Then there are things you can master that are not hard, just unfamiliar. The bang for the buck ratio works soundly in your favor and in approximately no time at all tail-wagging levels of pleased-with-yourself happiness are yours.
I would say without a doubt that making your own ricotta falls into this camp. You need milk and lemons, and a thermometer and some cheesecloth. You are rewarded with ricotta better than any you have ever purchased, and a gallon of whey that you can use to make soup that is transcendentally delicious, all for the investment of about 30 minutes. Also, it is fascinating. Furthermore, you can then go around saying you know how to make cheese, because you do.

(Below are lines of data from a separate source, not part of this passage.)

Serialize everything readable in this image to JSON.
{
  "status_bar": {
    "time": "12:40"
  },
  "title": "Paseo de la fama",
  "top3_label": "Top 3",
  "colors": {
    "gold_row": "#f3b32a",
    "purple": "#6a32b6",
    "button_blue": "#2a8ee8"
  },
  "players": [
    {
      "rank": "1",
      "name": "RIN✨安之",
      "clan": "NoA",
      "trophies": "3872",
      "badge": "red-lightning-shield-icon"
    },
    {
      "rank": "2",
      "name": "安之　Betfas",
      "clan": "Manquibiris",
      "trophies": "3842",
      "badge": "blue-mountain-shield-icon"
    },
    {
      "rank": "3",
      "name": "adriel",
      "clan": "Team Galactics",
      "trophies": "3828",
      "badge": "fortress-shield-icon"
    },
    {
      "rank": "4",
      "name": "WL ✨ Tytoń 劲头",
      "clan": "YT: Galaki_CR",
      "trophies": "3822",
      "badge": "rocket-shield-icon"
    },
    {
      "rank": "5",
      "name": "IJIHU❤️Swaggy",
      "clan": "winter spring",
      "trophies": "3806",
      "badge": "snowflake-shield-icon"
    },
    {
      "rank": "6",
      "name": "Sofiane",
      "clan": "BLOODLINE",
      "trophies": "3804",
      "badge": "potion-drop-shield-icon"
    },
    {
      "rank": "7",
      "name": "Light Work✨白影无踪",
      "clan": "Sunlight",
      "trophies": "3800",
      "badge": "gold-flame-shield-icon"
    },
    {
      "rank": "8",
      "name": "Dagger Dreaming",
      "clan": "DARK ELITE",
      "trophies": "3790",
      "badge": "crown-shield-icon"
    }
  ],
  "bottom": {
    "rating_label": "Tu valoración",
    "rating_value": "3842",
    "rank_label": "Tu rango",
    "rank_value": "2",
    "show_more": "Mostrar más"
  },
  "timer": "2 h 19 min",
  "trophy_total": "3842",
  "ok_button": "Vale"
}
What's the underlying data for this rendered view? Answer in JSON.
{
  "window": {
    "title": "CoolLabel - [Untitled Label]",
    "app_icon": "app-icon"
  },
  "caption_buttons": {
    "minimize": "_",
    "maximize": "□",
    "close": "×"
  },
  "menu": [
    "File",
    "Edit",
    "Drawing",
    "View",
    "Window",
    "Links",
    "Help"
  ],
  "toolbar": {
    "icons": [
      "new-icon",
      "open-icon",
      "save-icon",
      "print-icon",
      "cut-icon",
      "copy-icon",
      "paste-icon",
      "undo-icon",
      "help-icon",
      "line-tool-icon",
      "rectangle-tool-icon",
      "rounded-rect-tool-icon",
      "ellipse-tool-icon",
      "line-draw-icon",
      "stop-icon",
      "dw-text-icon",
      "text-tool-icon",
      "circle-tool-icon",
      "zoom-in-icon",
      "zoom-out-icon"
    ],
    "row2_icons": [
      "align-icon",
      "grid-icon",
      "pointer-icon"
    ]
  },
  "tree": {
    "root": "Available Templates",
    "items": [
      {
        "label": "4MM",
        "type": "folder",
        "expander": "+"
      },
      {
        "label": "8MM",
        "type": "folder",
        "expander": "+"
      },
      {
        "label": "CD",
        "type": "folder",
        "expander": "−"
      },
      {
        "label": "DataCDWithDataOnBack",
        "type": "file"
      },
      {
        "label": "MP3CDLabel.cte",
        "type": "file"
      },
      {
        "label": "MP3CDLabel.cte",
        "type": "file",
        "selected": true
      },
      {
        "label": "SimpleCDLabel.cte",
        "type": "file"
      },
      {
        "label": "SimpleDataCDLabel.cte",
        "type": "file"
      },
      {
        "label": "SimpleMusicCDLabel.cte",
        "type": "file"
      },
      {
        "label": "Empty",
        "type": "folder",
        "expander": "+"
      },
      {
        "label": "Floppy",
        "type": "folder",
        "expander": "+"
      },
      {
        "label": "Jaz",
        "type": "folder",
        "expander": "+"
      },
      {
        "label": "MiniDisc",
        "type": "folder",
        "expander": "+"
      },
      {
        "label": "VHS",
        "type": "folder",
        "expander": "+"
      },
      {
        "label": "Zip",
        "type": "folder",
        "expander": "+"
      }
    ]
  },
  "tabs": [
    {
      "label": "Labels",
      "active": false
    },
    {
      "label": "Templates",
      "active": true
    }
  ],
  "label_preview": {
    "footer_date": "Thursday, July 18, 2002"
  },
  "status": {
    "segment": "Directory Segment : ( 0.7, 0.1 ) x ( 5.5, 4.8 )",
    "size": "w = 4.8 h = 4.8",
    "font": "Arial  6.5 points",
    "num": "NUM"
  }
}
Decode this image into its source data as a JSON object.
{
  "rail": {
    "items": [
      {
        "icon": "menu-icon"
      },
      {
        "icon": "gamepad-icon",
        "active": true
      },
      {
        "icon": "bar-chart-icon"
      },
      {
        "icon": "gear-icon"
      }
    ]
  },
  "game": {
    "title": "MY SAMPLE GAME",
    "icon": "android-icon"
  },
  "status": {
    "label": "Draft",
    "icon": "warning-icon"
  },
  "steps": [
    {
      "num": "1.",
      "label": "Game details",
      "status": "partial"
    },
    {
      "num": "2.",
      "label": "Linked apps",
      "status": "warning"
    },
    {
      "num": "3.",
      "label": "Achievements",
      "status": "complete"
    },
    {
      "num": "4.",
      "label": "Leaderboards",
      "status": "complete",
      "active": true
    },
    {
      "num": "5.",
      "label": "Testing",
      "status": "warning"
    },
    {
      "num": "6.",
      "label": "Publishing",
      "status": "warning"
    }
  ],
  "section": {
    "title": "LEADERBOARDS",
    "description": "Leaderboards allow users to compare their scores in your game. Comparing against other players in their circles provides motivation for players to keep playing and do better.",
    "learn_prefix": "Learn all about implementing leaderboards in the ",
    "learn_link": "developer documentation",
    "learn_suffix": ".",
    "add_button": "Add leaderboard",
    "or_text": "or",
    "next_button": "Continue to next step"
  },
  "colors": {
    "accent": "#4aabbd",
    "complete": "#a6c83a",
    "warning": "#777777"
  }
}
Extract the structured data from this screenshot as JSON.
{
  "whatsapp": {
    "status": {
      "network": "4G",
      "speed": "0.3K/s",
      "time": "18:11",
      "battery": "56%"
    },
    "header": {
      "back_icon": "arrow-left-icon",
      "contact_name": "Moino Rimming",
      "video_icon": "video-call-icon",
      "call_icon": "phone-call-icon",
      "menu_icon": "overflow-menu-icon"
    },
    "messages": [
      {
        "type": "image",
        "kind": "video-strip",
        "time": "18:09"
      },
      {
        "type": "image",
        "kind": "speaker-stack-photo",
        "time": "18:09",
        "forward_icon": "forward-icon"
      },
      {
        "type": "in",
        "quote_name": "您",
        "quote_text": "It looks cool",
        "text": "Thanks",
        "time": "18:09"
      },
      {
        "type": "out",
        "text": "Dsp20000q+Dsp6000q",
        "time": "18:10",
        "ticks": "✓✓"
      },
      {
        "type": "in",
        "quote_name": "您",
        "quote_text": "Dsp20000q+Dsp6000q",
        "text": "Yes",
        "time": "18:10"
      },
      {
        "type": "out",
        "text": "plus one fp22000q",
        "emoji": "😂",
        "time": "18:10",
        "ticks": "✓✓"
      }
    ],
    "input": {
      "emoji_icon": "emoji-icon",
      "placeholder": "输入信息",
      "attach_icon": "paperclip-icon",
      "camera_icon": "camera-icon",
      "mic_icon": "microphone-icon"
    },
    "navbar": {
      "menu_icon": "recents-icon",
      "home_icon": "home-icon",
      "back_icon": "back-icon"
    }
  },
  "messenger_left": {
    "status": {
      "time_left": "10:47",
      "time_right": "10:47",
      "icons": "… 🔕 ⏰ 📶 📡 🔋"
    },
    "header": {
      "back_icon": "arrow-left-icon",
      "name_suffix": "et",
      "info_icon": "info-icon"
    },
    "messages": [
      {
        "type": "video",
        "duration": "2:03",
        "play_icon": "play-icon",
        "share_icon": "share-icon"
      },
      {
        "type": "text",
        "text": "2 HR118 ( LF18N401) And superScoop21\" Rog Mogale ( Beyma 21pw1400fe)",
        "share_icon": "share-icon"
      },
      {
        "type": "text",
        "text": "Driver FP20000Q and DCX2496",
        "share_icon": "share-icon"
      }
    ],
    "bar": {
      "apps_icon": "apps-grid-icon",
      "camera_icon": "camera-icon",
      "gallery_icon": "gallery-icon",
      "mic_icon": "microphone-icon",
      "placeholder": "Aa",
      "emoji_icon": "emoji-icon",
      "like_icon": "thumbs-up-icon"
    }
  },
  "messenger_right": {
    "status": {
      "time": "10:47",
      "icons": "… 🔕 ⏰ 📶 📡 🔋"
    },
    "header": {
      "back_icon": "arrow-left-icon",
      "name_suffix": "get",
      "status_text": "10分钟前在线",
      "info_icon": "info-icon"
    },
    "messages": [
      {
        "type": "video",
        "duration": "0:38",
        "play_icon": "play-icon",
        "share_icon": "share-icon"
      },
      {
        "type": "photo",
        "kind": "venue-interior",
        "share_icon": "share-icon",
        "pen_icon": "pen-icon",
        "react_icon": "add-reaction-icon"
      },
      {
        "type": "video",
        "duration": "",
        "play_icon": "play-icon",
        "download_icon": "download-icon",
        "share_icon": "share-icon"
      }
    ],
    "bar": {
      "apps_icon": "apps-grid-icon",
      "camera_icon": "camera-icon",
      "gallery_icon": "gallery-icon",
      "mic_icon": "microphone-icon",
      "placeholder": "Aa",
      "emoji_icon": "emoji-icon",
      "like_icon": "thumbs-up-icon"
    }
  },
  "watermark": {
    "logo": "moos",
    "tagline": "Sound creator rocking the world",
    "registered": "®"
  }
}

If you would like to try it, head over to see Alana, and know that if you want to end up with about a pound of ricotta, enough to make lasagna ALL BY SELF, then use a gallon of milk and half a cup of lemon juice when you follow her instructions. Heating slowly as she recommends produces a superior texture, so don’t argue with her about the time factor. It still doesn’t take very long.
If you would not like to try it, at this moment, but do want to make a simple winter dessert, then with my blessing go buy some really good ricotta (hint: not in a plastic tub, which is where you and me both can find the kind we use to make a big lasagna for the sixth grade basketball dinner) and go to town this way:
baked pears with ricotta & lemon
serves 4, depending on greed levels and who is watching
4 pears, firm-ripe (Bartlett or Anjou are nice)
1 c excellent ricotta
2-4 T honey
2t lemon juice (a Meyer will reward you tremendously here)
finely grated zest of that lemon (as above)
butter to grease the baking dish
Generously butter an 8x8 or comparable oven-proof dish. Preheat the oven to 350. Peel the pears, core and quarter them, and put them in the dish. Sprinkle the lemon juice over them, and drizzle about a tablespoon of honey over them, too, and grate the lemon zest over all that. Gob the ricotta here and there on this mess, and drizzle the rest of the honey on top of it all. Bake about 15 minutes, until the pears soften, the cheese browns a little and the juices are bubbling. Try not to burn your mouth. Wag your tail.